- Shen, B., McCaughtry, N., Martin, J. J., & Fahlman, M. (2009). Motivational profiles and their associations with achievement outcomes. Journal of Teaching In Physical Education, 28(4), 441-460.
- Simeonova, T., & Yankov, Y. (2016). Evaluation of the collective and ego orientaton of the athletes from the “shumen” basketball club. Activities in Physical Education & Sport, 6(1), 99-101.
- Tessier, D., Smith, N., Tzioumakis, Y., Quested, E., Sarrazin, P., Papaioannou, A., & … Duda, J. L. (2013). Comparing the objective motivational climate created by grassroots soccer coaches in England, Greece and France. International Journal of Sport & Exercise Psychology, 11(4), 365-383.
- Treasure, D.C. & Roberts, G.C. (1998) . International Journal of Sport Psychology, 29,211-230.
- Visek, Amanda J. et al., “Fun Integration Theory: Towards Sustaining Children and Adolescents Sport Participation,” Journal of Physical Activity & Health, 2014.

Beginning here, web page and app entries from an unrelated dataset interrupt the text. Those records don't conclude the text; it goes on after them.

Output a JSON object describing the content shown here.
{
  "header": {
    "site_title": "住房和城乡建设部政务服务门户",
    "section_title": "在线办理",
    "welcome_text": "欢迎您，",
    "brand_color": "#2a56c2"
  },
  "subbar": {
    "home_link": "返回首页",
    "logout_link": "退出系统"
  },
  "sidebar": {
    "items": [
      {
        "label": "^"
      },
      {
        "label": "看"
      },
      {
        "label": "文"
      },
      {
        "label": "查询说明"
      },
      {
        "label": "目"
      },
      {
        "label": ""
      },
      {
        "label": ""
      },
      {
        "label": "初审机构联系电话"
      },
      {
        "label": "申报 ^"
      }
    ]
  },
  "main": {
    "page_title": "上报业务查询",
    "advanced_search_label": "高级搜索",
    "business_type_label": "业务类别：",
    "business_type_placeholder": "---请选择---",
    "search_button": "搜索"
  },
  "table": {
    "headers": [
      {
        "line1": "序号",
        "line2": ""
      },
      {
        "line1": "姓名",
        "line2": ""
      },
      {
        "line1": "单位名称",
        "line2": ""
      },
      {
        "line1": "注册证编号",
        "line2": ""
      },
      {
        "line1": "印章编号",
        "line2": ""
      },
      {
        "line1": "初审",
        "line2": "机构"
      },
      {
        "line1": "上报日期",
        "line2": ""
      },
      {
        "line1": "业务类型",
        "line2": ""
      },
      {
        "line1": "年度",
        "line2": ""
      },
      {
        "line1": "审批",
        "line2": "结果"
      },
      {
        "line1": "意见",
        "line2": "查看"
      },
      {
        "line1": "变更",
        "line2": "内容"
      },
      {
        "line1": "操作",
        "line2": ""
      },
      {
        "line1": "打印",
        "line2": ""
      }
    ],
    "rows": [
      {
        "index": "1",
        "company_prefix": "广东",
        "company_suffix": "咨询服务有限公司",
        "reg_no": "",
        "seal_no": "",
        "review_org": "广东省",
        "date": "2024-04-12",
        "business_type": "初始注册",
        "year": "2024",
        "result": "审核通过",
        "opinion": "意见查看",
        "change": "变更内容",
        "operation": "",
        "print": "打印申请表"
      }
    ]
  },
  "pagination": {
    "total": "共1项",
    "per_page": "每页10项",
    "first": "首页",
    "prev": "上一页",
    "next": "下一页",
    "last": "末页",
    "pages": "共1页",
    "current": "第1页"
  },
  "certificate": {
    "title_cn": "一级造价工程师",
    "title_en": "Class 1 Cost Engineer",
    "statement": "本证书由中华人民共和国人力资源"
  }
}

- Wang, C.K.J., Lim, B.S.C, Aplin, NG., Chia, Y.H.M, McNeill, M., & Tan, W.K.. (2008) Students’ attitudes and perceived purposes of physical education in Singapore: Perspectives from a 2×2 achievement goal framework. European Journal of Physical Education Review, 14, 51-70.
- Wang, C., Biddle, S. H., & Elliot, A. J. (2007). The 2×2 achievement goal framework in a physical education context. Psychology of Sport and Exercise, 8(2), 147-168.
- Warner, S., & Dixon, M. A. (2013). Sports and community on campus: constructing a sports experience that matters. Journal of College Student Development, 54(3), 283-298.
- Warner, S., Dixon, M. A., & Chalip, L. (2012). The impact of formal versus informal sport: Mapping the differences in sense of community. Journal of Community Psychology, 40(8), 983-1003.
- Warner, S., & Dixon, M. A. (2011). Understanding sense of community from the athlete’s perspective. Journal of Sport Management, 25(3), 257-271.
- Warner, S., Kerwin, S., & Walker, M. (2013). Examining sense of community in sport: Developing the multidimensional SCS’ scale. Journal of Sport Management, 27(5), 349-362.
- Weiss, M. R. (2008). 2007 C. H. McCloy Lecture: “Field of dreams:” Sport as a context for youth development. Research Quarterly For Exercise & Sport, 79(4), 434-449.
- Wombacher, J., Tagg, S. K., Bürgi, T., & MacBryde, J. (2010). Measuring sense of community in the military: cross-cultural evidence for the validity of the brief sense of community scale and its underlying theory. Journal of Community Psychology, 38(6), 671-687
- Youn-Lim, Warner, S., Dixon, M., Berg, B., Chiyoung, K., & Newhouse-Bailey, M. (2011). Sport participation across national contexts: A multilevel investigation of individual and systemic influences on adult sport participation. European Sport Management Quarterly, 11(3), 197-224.3. Campbell, B.I. and Spano, M.A. (2011). NSCA’s guide to sport and exercise nutrition. Human Kinetics.